Grant to Study Willow as Promising Bioenergy Crop
by Cornell University (R&D Mag) The commercialization of shrub willow as a bioenergy crop could be years closer, thanks to a $1.37 million grant that will allow Cornell researchers to take advantage of the newly mapped shrub willow genome to study hybrid vigor and yield.
Larry Smart, associate professor of horticulture, has partnered with Christopher D. Town, professor at the J. Craig Venter Institute (JCVI) in Rockville, Md., to study the genetics of superior growth in hybrids of shrub willow, a fast-growing, perennial cool-climate woody plant.
… The grant is part of a $41 million investment by the U.S. Department of Energy (DOE) and the U.S. Department of Agriculture in research to improve efficiency and innovation in biofuel production and feedstocks.

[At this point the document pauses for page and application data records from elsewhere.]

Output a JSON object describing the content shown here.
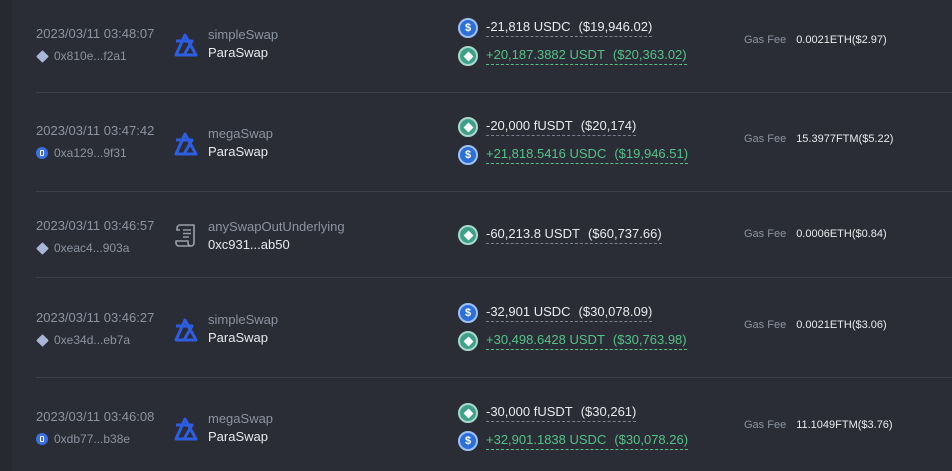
{
  "colors": {
    "background": "#2a2d36",
    "divider": "#3c404b",
    "muted_text": "#8d93a0",
    "positive": "#55c289",
    "paraswap_blue": "#2f5de0"
  },
  "gas_label": "Gas Fee",
  "rows": [
    {
      "time": "2023/03/11 03:48:07",
      "chain_icon": "eth",
      "address": "0x810e...f2a1",
      "method": "simpleSwap",
      "protocol": "ParaSwap",
      "protocol_icon": "paraswap-icon",
      "tokens": [
        {
          "icon": "usdc",
          "amount": "-21,818 USDC",
          "usd": "($19,946.02)",
          "positive": false
        },
        {
          "icon": "usdt",
          "amount": "+20,187.3882 USDT",
          "usd": "($20,363.02)",
          "positive": true
        }
      ],
      "gas": "0.0021ETH($2.97)"
    },
    {
      "time": "2023/03/11 03:47:42",
      "chain_icon": "ftm",
      "address": "0xa129...9f31",
      "method": "megaSwap",
      "protocol": "ParaSwap",
      "protocol_icon": "paraswap-icon",
      "tokens": [
        {
          "icon": "usdt",
          "amount": "-20,000 fUSDT",
          "usd": "($20,174)",
          "positive": false
        },
        {
          "icon": "usdc",
          "amount": "+21,818.5416 USDC",
          "usd": "($19,946.51)",
          "positive": true
        }
      ],
      "gas": "15.3977FTM($5.22)"
    },
    {
      "time": "2023/03/11 03:46:57",
      "chain_icon": "eth",
      "address": "0xeac4...903a",
      "method": "anySwapOutUnderlying",
      "protocol": "0xc931...ab50",
      "protocol_icon": "contract-scroll-icon",
      "tokens": [
        {
          "icon": "usdt",
          "amount": "-60,213.8 USDT",
          "usd": "($60,737.66)",
          "positive": false
        }
      ],
      "gas": "0.0006ETH($0.84)"
    },
    {
      "time": "2023/03/11 03:46:27",
      "chain_icon": "eth",
      "address": "0xe34d...eb7a",
      "method": "simpleSwap",
      "protocol": "ParaSwap",
      "protocol_icon": "paraswap-icon",
      "tokens": [
        {
          "icon": "usdc",
          "amount": "-32,901 USDC",
          "usd": "($30,078.09)",
          "positive": false
        },
        {
          "icon": "usdt",
          "amount": "+30,498.6428 USDT",
          "usd": "($30,763.98)",
          "positive": true
        }
      ],
      "gas": "0.0021ETH($3.06)"
    },
    {
      "time": "2023/03/11 03:46:08",
      "chain_icon": "ftm",
      "address": "0xdb77...b38e",
      "method": "megaSwap",
      "protocol": "ParaSwap",
      "protocol_icon": "paraswap-icon",
      "tokens": [
        {
          "icon": "usdt",
          "amount": "-30,000 fUSDT",
          "usd": "($30,261)",
          "positive": false
        },
        {
          "icon": "usdc",
          "amount": "+32,901.1838 USDC",
          "usd": "($30,078.26)",
          "positive": true
        }
      ],
      "gas": "11.1049FTM($3.76)"
    }
  ]
}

It is the first project to take advantage of the recently mapped shrub willow genome, the product of a three-year DOE-funded endeavor by Smart’s lab, JCVI and several DOE national labs.
The New York State Department of Agriculture and Markets estimates there are more than 1 million acres of poorly drained and otherwise underutilized land in New York alone. Using this land to grow shrub willow could create a new regional cash crop. And unlike corn or sugarcane, shrub willow does not need the more fertile soil used for the production of fruit, vegetables or livestock feed. It also needs less fertilizer and other inputs to thrive. READ MORE and MORE (CleanTechnica.com)